However, security forces said the bodies belonged to fighters and not civilians as they were dressed in military gear.

“We still believe there are four to five Malaysians still fighting in Marawi,” Malaysian Inspector-General of Police Mohamad Fuzi Harun, said as quoted by the FMT.

“There were reports from the field that some of them had been killed but our Philippine counterpart has not given us confirmation of their deaths.

“So we consider them still fighting there.”

SEE ALSO: Women and children fighting alongside Islamic State militants in Marawi  

The FMT report said Mahmud, a former lecturer-turned-militant, was once trained at an al-Qaeda camp in Afghanistan, while Mohd Amin Baco and Jeknal Adil, both from the Malaysian state of Sabah, were thought to be in in Marawi.

Another two Malaysians, Muhammad Joraimee Awang Raimee and another nicknamed “Pendek”, were also said to be in the besieged city, but their status was unknown.
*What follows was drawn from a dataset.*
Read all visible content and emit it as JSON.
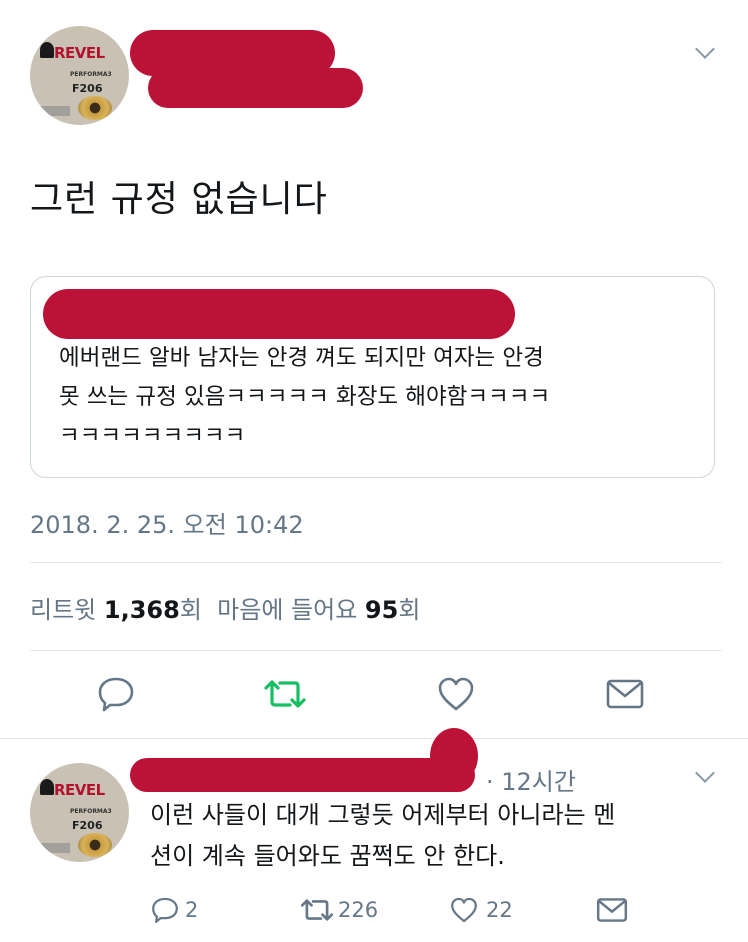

“Their deaths have yet to be confirmed, so we consider them still alive,” Fuzi said.

According to Reuters, more than 800 people have been killed in the battle – most of them insurgents – since May 23 when the militants occupied large parts of the predominantly Muslim town.

The southern Philippines has been marred for decades by insurgency and banditry. But the intensity of the battle in Marawi and the presence of foreign fighters fighting alongside local militants has raised concerns that the region may be becoming a Southeast Asian hub for IS as it loses ground in Iraq and Syria.

Militants from neighbouring Malaysia and Indonesia, both Muslim-majority nations, are fighting in Marawi.

After failing to quash the uprising in its initial weeks, Philippines President Rodrigo Duterte extended martial law on Mindanao until the end of 2017.